╭─ DATASET ENTRIES
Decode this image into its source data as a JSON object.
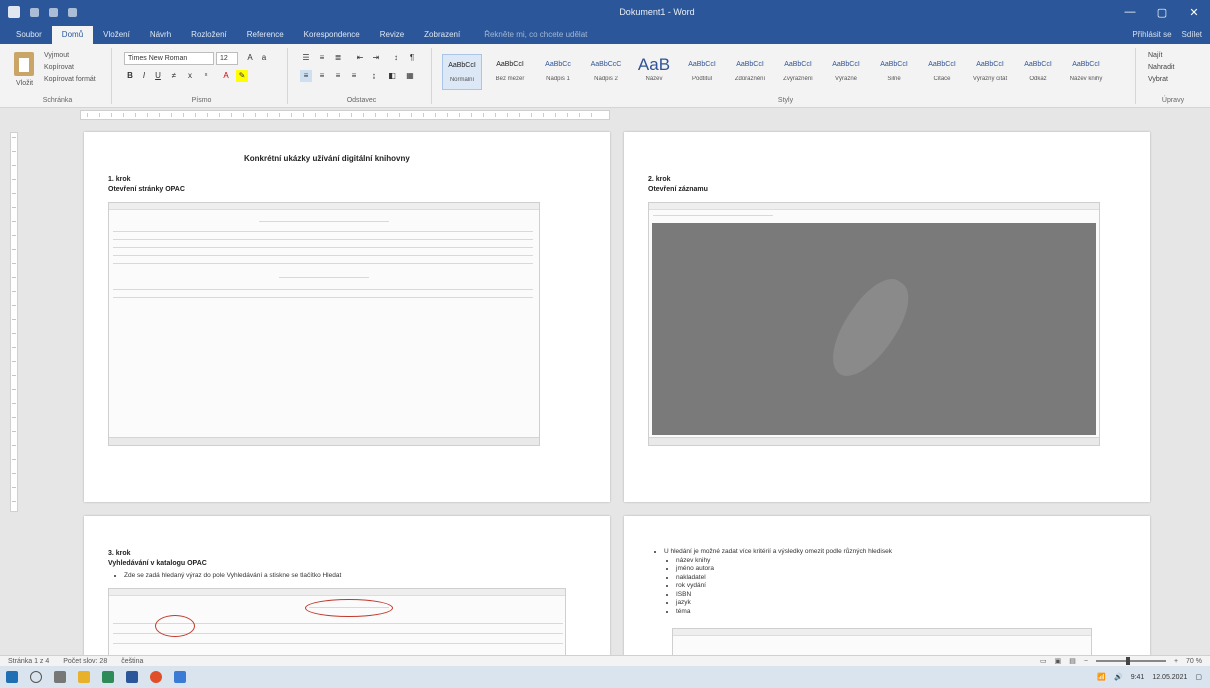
{
  "titlebar": {
    "title": "Dokument1 - Word",
    "min": "—",
    "max": "▢",
    "close": "✕"
  },
  "tabs": [
    "Soubor",
    "Domů",
    "Vložení",
    "Návrh",
    "Rozložení",
    "Reference",
    "Korespondence",
    "Revize",
    "Zobrazení"
  ],
  "active_tab": 1,
  "tell_me": "Řekněte mi, co chcete udělat",
  "tabs_right": [
    "Přihlásit se",
    "Sdílet"
  ],
  "ribbon": {
    "clipboard": {
      "label": "Schránka",
      "paste": "Vložit",
      "cut": "Vyjmout",
      "copy": "Kopírovat",
      "painter": "Kopírovat formát"
    },
    "font": {
      "label": "Písmo",
      "name": "Times New Roman",
      "size": "12"
    },
    "paragraph": {
      "label": "Odstavec"
    },
    "styles": {
      "label": "Styly",
      "items": [
        {
          "preview": "AaBbCcI",
          "name": "Normální"
        },
        {
          "preview": "AaBbCcI",
          "name": "Bez mezer"
        },
        {
          "preview": "AaBbCc",
          "name": "Nadpis 1"
        },
        {
          "preview": "AaBbCcC",
          "name": "Nadpis 2"
        },
        {
          "preview": "AaB",
          "name": "Název"
        },
        {
          "preview": "AaBbCcI",
          "name": "Podtitul"
        },
        {
          "preview": "AaBbCcI",
          "name": "Zdůraznění"
        },
        {
          "preview": "AaBbCcI",
          "name": "Zvýraznění"
        },
        {
          "preview": "AaBbCcI",
          "name": "Výrazné"
        },
        {
          "preview": "AaBbCcI",
          "name": "Silné"
        },
        {
          "preview": "AaBbCcI",
          "name": "Citace"
        },
        {
          "preview": "AaBbCcI",
          "name": "Výrazný citát"
        },
        {
          "preview": "AaBbCcI",
          "name": "Odkaz"
        },
        {
          "preview": "AaBbCcI",
          "name": "Název knihy"
        }
      ]
    },
    "editing": {
      "label": "Úpravy",
      "find": "Najít",
      "replace": "Nahradit",
      "select": "Vybrat"
    }
  },
  "page1": {
    "title": "Konkrétní ukázky užívání digitální knihovny",
    "step": "1. krok",
    "caption": "Otevření stránky OPAC"
  },
  "page2": {
    "step": "2. krok",
    "caption": "Otevření záznamu"
  },
  "page3": {
    "step": "3. krok",
    "caption": "Vyhledávání v katalogu OPAC",
    "bullet": "Zde se zadá hledaný výraz do pole Vyhledávání a stiskne se tlačítko Hledat"
  },
  "page4": {
    "bullet": "U hledání je možné zadat více kritérií a výsledky omezit podle různých hledisek",
    "sub": [
      "název knihy",
      "jméno autora",
      "nakladatel",
      "rok vydání",
      "ISBN",
      "jazyk",
      "téma"
    ]
  },
  "status": {
    "page": "Stránka 1 z 4",
    "words": "Počet slov: 28",
    "lang": "čeština",
    "zoom": "70 %"
  },
  "tray": {
    "time": "9:41",
    "date": "12.05.2021"
  }
}
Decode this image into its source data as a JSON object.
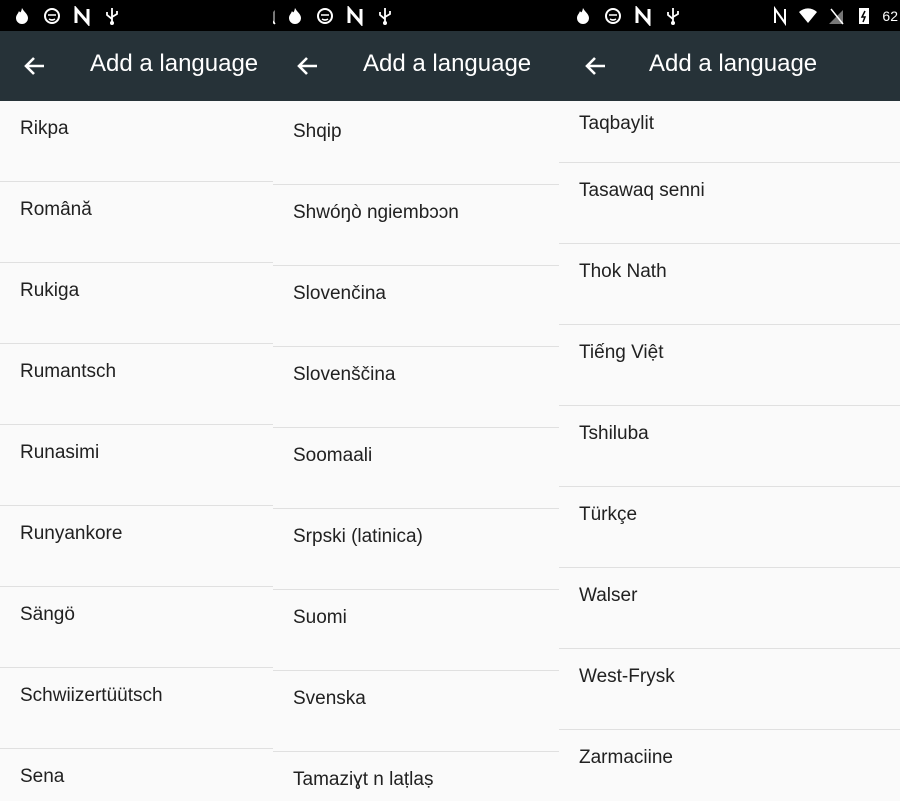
{
  "app": {
    "title": "Add a language"
  },
  "statusbar": {
    "battery_text": "62"
  },
  "panels": [
    {
      "items": [
        "Rikpa",
        "Română",
        "Rukiga",
        "Rumantsch",
        "Runasimi",
        "Runyankore",
        "Sängö",
        "Schwiizertüütsch",
        "Sena"
      ]
    },
    {
      "items": [
        "Shqip",
        "Shwóŋò ngiembɔɔn",
        "Slovenčina",
        "Slovenščina",
        "Soomaali",
        "Srpski (latinica)",
        "Suomi",
        "Svenska",
        "Tamaziɣt n laṭlaṣ"
      ]
    },
    {
      "items": [
        "Taqbaylit",
        "Tasawaq senni",
        "Thok Nath",
        "Tiếng Việt",
        "Tshiluba",
        "Türkçe",
        "Walser",
        "West-Frysk",
        "Zarmaciine"
      ]
    }
  ],
  "icons": [
    "flame-icon",
    "face-icon",
    "n-icon",
    "usb-icon",
    "nfc-icon",
    "wifi-icon",
    "signal-icon",
    "battery-icon",
    "back-arrow-icon"
  ],
  "colors": {
    "appbar": "#263238",
    "statusbar": "#000000",
    "list_bg": "#fafafa",
    "divider": "#e0e0e0",
    "text": "#212121"
  }
}
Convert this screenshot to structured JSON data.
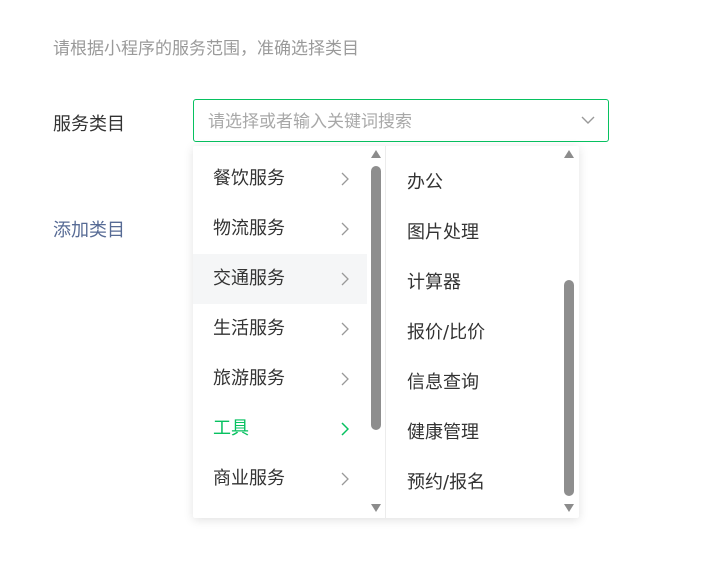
{
  "hint": "请根据小程序的服务范围，准确选择类目",
  "field_label": "服务类目",
  "search": {
    "placeholder": "请选择或者输入关键词搜索",
    "value": ""
  },
  "add_link": "添加类目",
  "colors": {
    "accent": "#07c160",
    "link": "#576b95"
  },
  "left_column": {
    "items": [
      {
        "label": "餐饮服务",
        "state": "normal"
      },
      {
        "label": "物流服务",
        "state": "normal"
      },
      {
        "label": "交通服务",
        "state": "hover"
      },
      {
        "label": "生活服务",
        "state": "normal"
      },
      {
        "label": "旅游服务",
        "state": "normal"
      },
      {
        "label": "工具",
        "state": "active"
      },
      {
        "label": "商业服务",
        "state": "normal"
      }
    ]
  },
  "right_column": {
    "items": [
      {
        "label": "办公"
      },
      {
        "label": "图片处理"
      },
      {
        "label": "计算器"
      },
      {
        "label": "报价/比价"
      },
      {
        "label": "信息查询"
      },
      {
        "label": "健康管理"
      },
      {
        "label": "预约/报名"
      }
    ]
  }
}
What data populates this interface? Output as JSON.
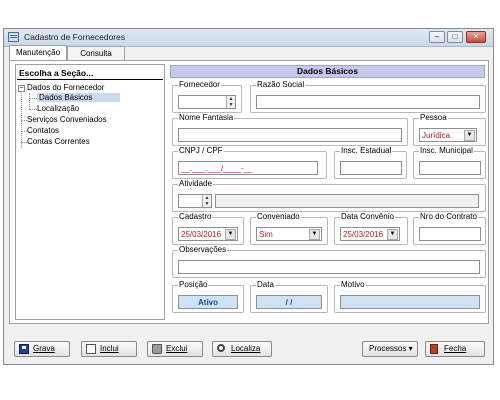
{
  "window": {
    "title": "Cadastro de Fornecedores",
    "buttons": [
      "–",
      "□",
      "✕"
    ]
  },
  "tabs": [
    "Manutenção",
    "Consulta"
  ],
  "tree": {
    "heading": "Escolha a Seção...",
    "expander": "−",
    "items": [
      "Dados do Fornecedor",
      "Dados Básicos",
      "Localização",
      "Serviços Conveniados",
      "Contatos",
      "Contas Correntes"
    ]
  },
  "section_title": "Dados Básicos",
  "form": {
    "fornecedor_label": "Fornecedor",
    "fornecedor_value": "",
    "razao_label": "Razão Social",
    "razao_value": "",
    "fantasia_label": "Nome Fantasia",
    "fantasia_value": "",
    "pessoa_label": "Pessoa",
    "pessoa_value": "Jurídica",
    "cnpj_label": "CNPJ / CPF",
    "cnpj_value": "__.___.___/____-__",
    "ie_label": "Insc. Estadual",
    "ie_value": "",
    "im_label": "Insc. Municipal",
    "im_value": "",
    "atividade_label": "Atividade",
    "atividade_value": "",
    "atividade_desc": "",
    "cadastro_label": "Cadastro",
    "cadastro_value": "25/03/2016",
    "conveniado_label": "Conveniado",
    "conveniado_value": "Sim",
    "data_convenio_label": "Data Convênio",
    "data_convenio_value": "25/03/2016",
    "contrato_label": "Nro do Contrato",
    "contrato_value": "",
    "obs_label": "Observações",
    "obs_value": "",
    "posicao_label": "Posição",
    "posicao_value": "Ativo",
    "data_label": "Data",
    "data_value": "/ /",
    "motivo_label": "Motivo",
    "motivo_value": ""
  },
  "footer": {
    "grava": "Grava",
    "inclui": "Inclui",
    "exclui": "Exclui",
    "localiza": "Localiza",
    "processos": "Processos ▾",
    "fecha": "Fecha"
  },
  "colors": {
    "section_header": "#c5c9ec",
    "selection": "#cbd9ef",
    "status_blue": "#cfe2f3",
    "value_red": "#b22222"
  }
}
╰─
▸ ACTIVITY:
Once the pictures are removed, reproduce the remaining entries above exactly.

▸ SOLUTION TO THE EXERCISE:
Decode this image into its source data as a JSON object.
{
  "titlebar": {
    "title": "Dokument1 - Word",
    "min": "—",
    "max": "▢",
    "close": "✕"
  },
  "tabs": [
    "Soubor",
    "Domů",
    "Vložení",
    "Návrh",
    "Rozložení",
    "Reference",
    "Korespondence",
    "Revize",
    "Zobrazení"
  ],
  "active_tab": 1,
  "tell_me": "Řekněte mi, co chcete udělat",
  "tabs_right": [
    "Přihlásit se",
    "Sdílet"
  ],
  "ribbon": {
    "clipboard": {
      "label": "Schránka",
      "paste": "Vložit",
      "cut": "Vyjmout",
      "copy": "Kopírovat",
      "painter": "Kopírovat formát"
    },
    "font": {
      "label": "Písmo",
      "name": "Times New Roman",
      "size": "12"
    },
    "paragraph": {
      "label": "Odstavec"
    },
    "styles": {
      "label": "Styly",
      "items": [
        {
          "preview": "AaBbCcI",
          "name": "Normální"
        },
        {
          "preview": "AaBbCcI",
          "name": "Bez mezer"
        },
        {
          "preview": "AaBbCc",
          "name": "Nadpis 1"
        },
        {
          "preview": "AaBbCcC",
          "name": "Nadpis 2"
        },
        {
          "preview": "AaB",
          "name": "Název"
        },
        {
          "preview": "AaBbCcI",
          "name": "Podtitul"
        },
        {
          "preview": "AaBbCcI",
          "name": "Zdůraznění"
        },
        {
          "preview": "AaBbCcI",
          "name": "Zvýraznění"
        },
        {
          "preview": "AaBbCcI",
          "name": "Výrazné"
        },
        {
          "preview": "AaBbCcI",
          "name": "Silné"
        },
        {
          "preview": "AaBbCcI",
          "name": "Citace"
        },
        {
          "preview": "AaBbCcI",
          "name": "Výrazný citát"
        },
        {
          "preview": "AaBbCcI",
          "name": "Odkaz"
        },
        {
          "preview": "AaBbCcI",
          "name": "Název knihy"
        }
      ]
    },
    "editing": {
      "label": "Úpravy",
      "find": "Najít",
      "replace": "Nahradit",
      "select": "Vybrat"
    }
  },
  "page1": {
    "title": "Konkrétní ukázky užívání digitální knihovny",
    "step": "1. krok",
    "caption": "Otevření stránky OPAC"
  },
  "page2": {
    "step": "2. krok",
    "caption": "Otevření záznamu"
  },
  "page3": {
    "step": "3. krok",
    "caption": "Vyhledávání v katalogu OPAC",
    "bullet": "Zde se zadá hledaný výraz do pole Vyhledávání a stiskne se tlačítko Hledat"
  },
  "page4": {
    "bullet": "U hledání je možné zadat více kritérií a výsledky omezit podle různých hledisek",
    "sub": [
      "název knihy",
      "jméno autora",
      "nakladatel",
      "rok vydání",
      "ISBN",
      "jazyk",
      "téma"
    ]
  },
  "status": {
    "page": "Stránka 1 z 4",
    "words": "Počet slov: 28",
    "lang": "čeština",
    "zoom": "70 %"
  },
  "tray": {
    "time": "9:41",
    "date": "12.05.2021"
  }
}
Decode this image into its source data as a JSON object.
{
  "app": {
    "title": "Add a language"
  },
  "statusbar": {
    "battery_text": "62"
  },
  "panels": [
    {
      "items": [
        "Rikpa",
        "Română",
        "Rukiga",
        "Rumantsch",
        "Runasimi",
        "Runyankore",
        "Sängö",
        "Schwiizertüütsch",
        "Sena"
      ]
    },
    {
      "items": [
        "Shqip",
        "Shwóŋò ngiembɔɔn",
        "Slovenčina",
        "Slovenščina",
        "Soomaali",
        "Srpski (latinica)",
        "Suomi",
        "Svenska",
        "Tamaziɣt n laṭlaṣ"
      ]
    },
    {
      "items": [
        "Taqbaylit",
        "Tasawaq senni",
        "Thok Nath",
        "Tiếng Việt",
        "Tshiluba",
        "Türkçe",
        "Walser",
        "West-Frysk",
        "Zarmaciine"
      ]
    }
  ],
  "icons": [
    "flame-icon",
    "face-icon",
    "n-icon",
    "usb-icon",
    "nfc-icon",
    "wifi-icon",
    "signal-icon",
    "battery-icon",
    "back-arrow-icon"
  ],
  "colors": {
    "appbar": "#263238",
    "statusbar": "#000000",
    "list_bg": "#fafafa",
    "divider": "#e0e0e0",
    "text": "#212121"
  }
}
Convert this screenshot to structured JSON data.
{
  "hint": "请根据小程序的服务范围，准确选择类目",
  "field_label": "服务类目",
  "search": {
    "placeholder": "请选择或者输入关键词搜索",
    "value": ""
  },
  "add_link": "添加类目",
  "colors": {
    "accent": "#07c160",
    "link": "#576b95"
  },
  "left_column": {
    "items": [
      {
        "label": "餐饮服务",
        "state": "normal"
      },
      {
        "label": "物流服务",
        "state": "normal"
      },
      {
        "label": "交通服务",
        "state": "hover"
      },
      {
        "label": "生活服务",
        "state": "normal"
      },
      {
        "label": "旅游服务",
        "state": "normal"
      },
      {
        "label": "工具",
        "state": "active"
      },
      {
        "label": "商业服务",
        "state": "normal"
      }
    ]
  },
  "right_column": {
    "items": [
      {
        "label": "办公"
      },
      {
        "label": "图片处理"
      },
      {
        "label": "计算器"
      },
      {
        "label": "报价/比价"
      },
      {
        "label": "信息查询"
      },
      {
        "label": "健康管理"
      },
      {
        "label": "预约/报名"
      }
    ]
  }
}
What data populates this interface? Output as JSON.
{
  "window": {
    "title": "Cadastro de Fornecedores",
    "buttons": [
      "–",
      "□",
      "✕"
    ]
  },
  "tabs": [
    "Manutenção",
    "Consulta"
  ],
  "tree": {
    "heading": "Escolha a Seção...",
    "expander": "−",
    "items": [
      "Dados do Fornecedor",
      "Dados Básicos",
      "Localização",
      "Serviços Conveniados",
      "Contatos",
      "Contas Correntes"
    ]
  },
  "section_title": "Dados Básicos",
  "form": {
    "fornecedor_label": "Fornecedor",
    "fornecedor_value": "",
    "razao_label": "Razão Social",
    "razao_value": "",
    "fantasia_label": "Nome Fantasia",
    "fantasia_value": "",
    "pessoa_label": "Pessoa",
    "pessoa_value": "Jurídica",
    "cnpj_label": "CNPJ / CPF",
    "cnpj_value": "__.___.___/____-__",
    "ie_label": "Insc. Estadual",
    "ie_value": "",
    "im_label": "Insc. Municipal",
    "im_value": "",
    "atividade_label": "Atividade",
    "atividade_value": "",
    "atividade_desc": "",
    "cadastro_label": "Cadastro",
    "cadastro_value": "25/03/2016",
    "conveniado_label": "Conveniado",
    "conveniado_value": "Sim",
    "data_convenio_label": "Data Convênio",
    "data_convenio_value": "25/03/2016",
    "contrato_label": "Nro do Contrato",
    "contrato_value": "",
    "obs_label": "Observações",
    "obs_value": "",
    "posicao_label": "Posição",
    "posicao_value": "Ativo",
    "data_label": "Data",
    "data_value": "/ /",
    "motivo_label": "Motivo",
    "motivo_value": ""
  },
  "footer": {
    "grava": "Grava",
    "inclui": "Inclui",
    "exclui": "Exclui",
    "localiza": "Localiza",
    "processos": "Processos ▾",
    "fecha": "Fecha"
  },
  "colors": {
    "section_header": "#c5c9ec",
    "selection": "#cbd9ef",
    "status_blue": "#cfe2f3",
    "value_red": "#b22222"
  }
}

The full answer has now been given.